# What to produce:
Count every line of the listing where the string "content" occurs, and reply with the count alone.

Records for this exercise START

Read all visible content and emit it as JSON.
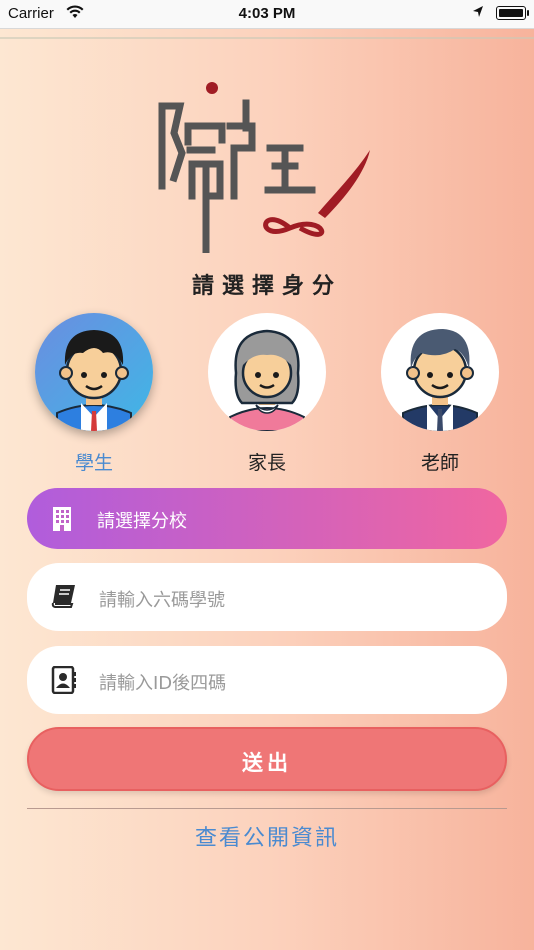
{
  "status_bar": {
    "carrier": "Carrier",
    "time": "4:03 PM",
    "battery_level": 1.0
  },
  "title": "請選擇身分",
  "roles": [
    {
      "label": "學生",
      "selected": true
    },
    {
      "label": "家長",
      "selected": false
    },
    {
      "label": "老師",
      "selected": false
    }
  ],
  "branch_select": {
    "label": "請選擇分校"
  },
  "student_id": {
    "placeholder": "請輸入六碼學號"
  },
  "id_last4": {
    "placeholder": "請輸入ID後四碼"
  },
  "submit_label": "送出",
  "public_info_link": "查看公開資訊",
  "colors": {
    "accent_blue": "#4a8ad0",
    "submit_red": "#ef7676",
    "logo_red": "#a01c24"
  }
}
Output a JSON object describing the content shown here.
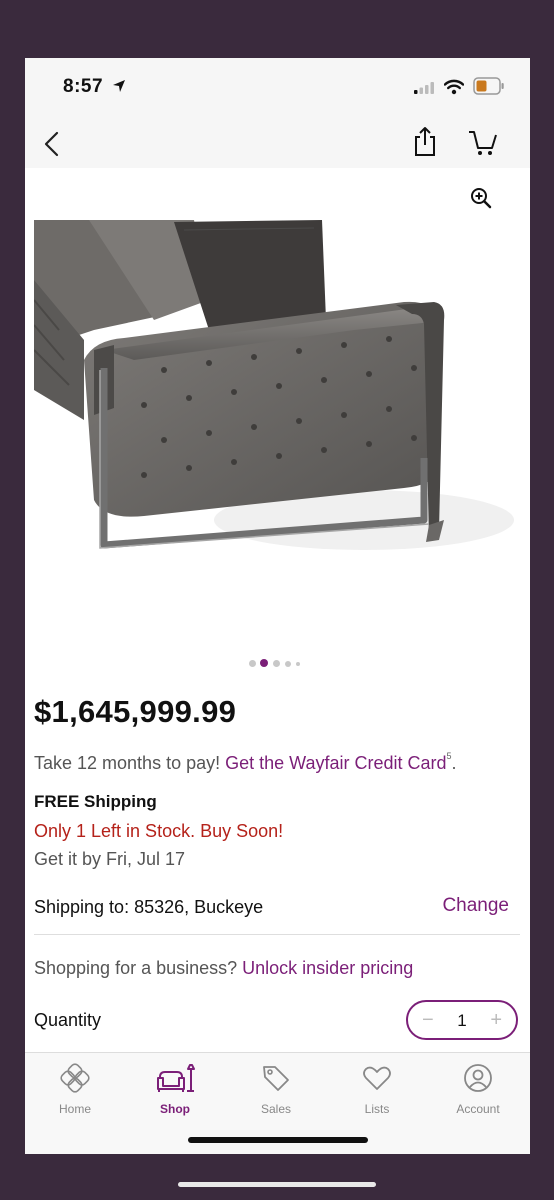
{
  "status_bar": {
    "time": "8:57"
  },
  "product": {
    "price": "$1,645,999.99"
  },
  "financing": {
    "prefix": "Take 12 months to pay! ",
    "link": "Get the Wayfair Credit Card",
    "superscript": "5",
    "suffix": "."
  },
  "shipping": {
    "free": "FREE Shipping",
    "stock": "Only 1 Left in Stock. Buy Soon!",
    "delivery": "Get it by Fri, Jul 17",
    "destination": "Shipping to: 85326, Buckeye",
    "change_label": "Change"
  },
  "business": {
    "prefix": "Shopping for a business? ",
    "link": "Unlock insider pricing"
  },
  "quantity": {
    "label": "Quantity",
    "value": "1",
    "minus": "−",
    "plus": "+"
  },
  "tabs": [
    {
      "label": "Home",
      "icon": "home-icon"
    },
    {
      "label": "Shop",
      "icon": "shop-icon"
    },
    {
      "label": "Sales",
      "icon": "tag-icon"
    },
    {
      "label": "Lists",
      "icon": "heart-icon"
    },
    {
      "label": "Account",
      "icon": "account-icon"
    }
  ],
  "colors": {
    "accent": "#7b1f78",
    "stock_warning": "#b5221a",
    "bezel": "#3a2a3d"
  }
}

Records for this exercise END

# Output below:
2